While last year stunk on the field, Beth and I managed to have a good time during our many visits to the park. Like the time I posted about when we found ourselves seated with a cheering section for the Houston Astros pitcher that night. We learned that Vincent Velasquez was making his major league debut—hence the cheering section. We met his mom and dad and high school buddies. I gotta tell you, he had me right then. And, though I’m no scout, he looked very good that night.

Looks like I might’ve been right. He was traded to Philadelphia in the offseason. So far this season, for a team that was predicted to go nowhere, he’s won four, lost one, has a 1.44 ERA and .89 WHIP. Sorry for all the nerd talk—translation for all non-baseball fans, those are smokin’ numbers.

Here’s to Victor!

But back to the Right Sox. Besides winning, they’re just a lot more fun to watch. If you watch much baseball, you reach a point where you appreciate catching the ball as much as hitting it. And you hate not catching the ball. The Sox are catching the ball. They even turned an historic triple play.

Even the White Sox commercials seem better this year, with Chance the Rapper pitching his favorite team.

Alls’ good. So good that I didn’t even mind that the other team in town is also doing well. And then they went and did this. Win, lose: They’re just innately annoying.

Go White Sox!

Everyone tells me she takes sensational photos

May 1, 201611 CommentsPosted in blindness, careers/jobs for people who are blind, memoir writing, Uncategorized

When I write about the older adults in the memoir classes I lead in Chicago, I never describe what the writers look like. Now you can find out for yourselves!

Our day at the opera: That's me, Sharon, Audrey, Wanda and Darlene Schweitzer.

Our day at the opera: That’s me, Sharon, Audrey, Wanda and Darlene.

Darlene Schweitzer, a writer in the “Me, Myself and I” class I lead in downtown Chicago, played around with something called Adobe Voice and came up with a 60-second photo collage of writers in that class. Darlene narrates her Please Make Dreams Come True collage, and even if, like me, you can’t see the photos, it’s worth linking to her Adobe Voice project just to hear her sweet accent.
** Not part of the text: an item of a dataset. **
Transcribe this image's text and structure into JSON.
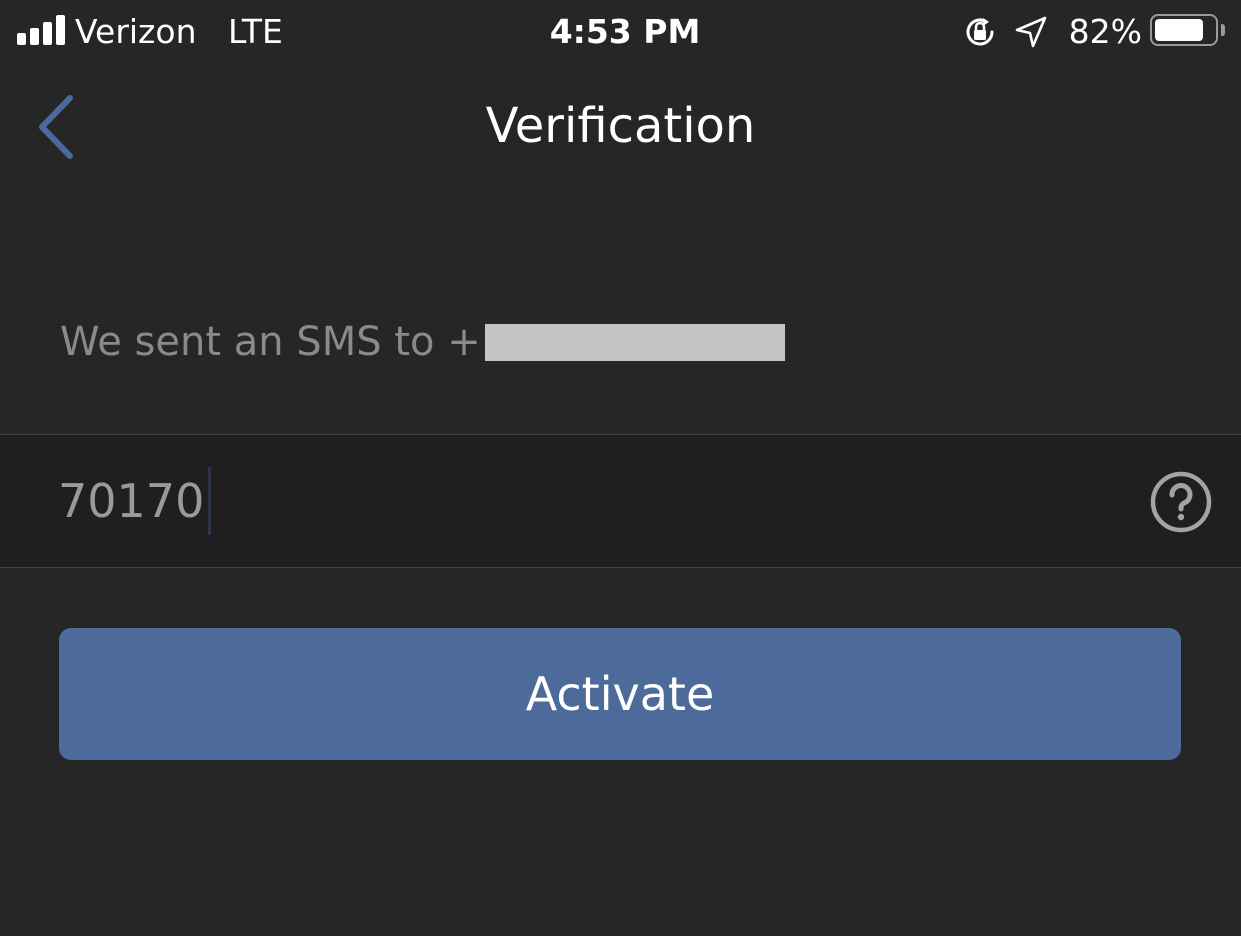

Today is the last day to take a minute and vote for the “Me, Myself & I” writers in those photos to win the Lyric Opera of Chicago contest — voting ends at midnight tonight. We’ve been stuck at fifth place for the past week, and I’m afraid that’s probably where we’ll stay. Sigh.

Eyebrows up! The whole experience didn’t cost us a thing, four writers from class got VIP treatment from Lyric Opera staff the day Wanda and Audrey were filmed for the video that promotes memoir-writing, the contest inspired Darlene to learn to use adobe Voice, and it motivated me to finally, finally dip my toes into the Twitter world to tweet for votes.

Once I hit the “publish” button on this blog post, I’ll head over to ChicagoVoices and vote for “Me, Myself and I” one last time. You never know — maybe all the first-place Croatians will be celebrating May Day today and unable to make it to the site for last-minute voting!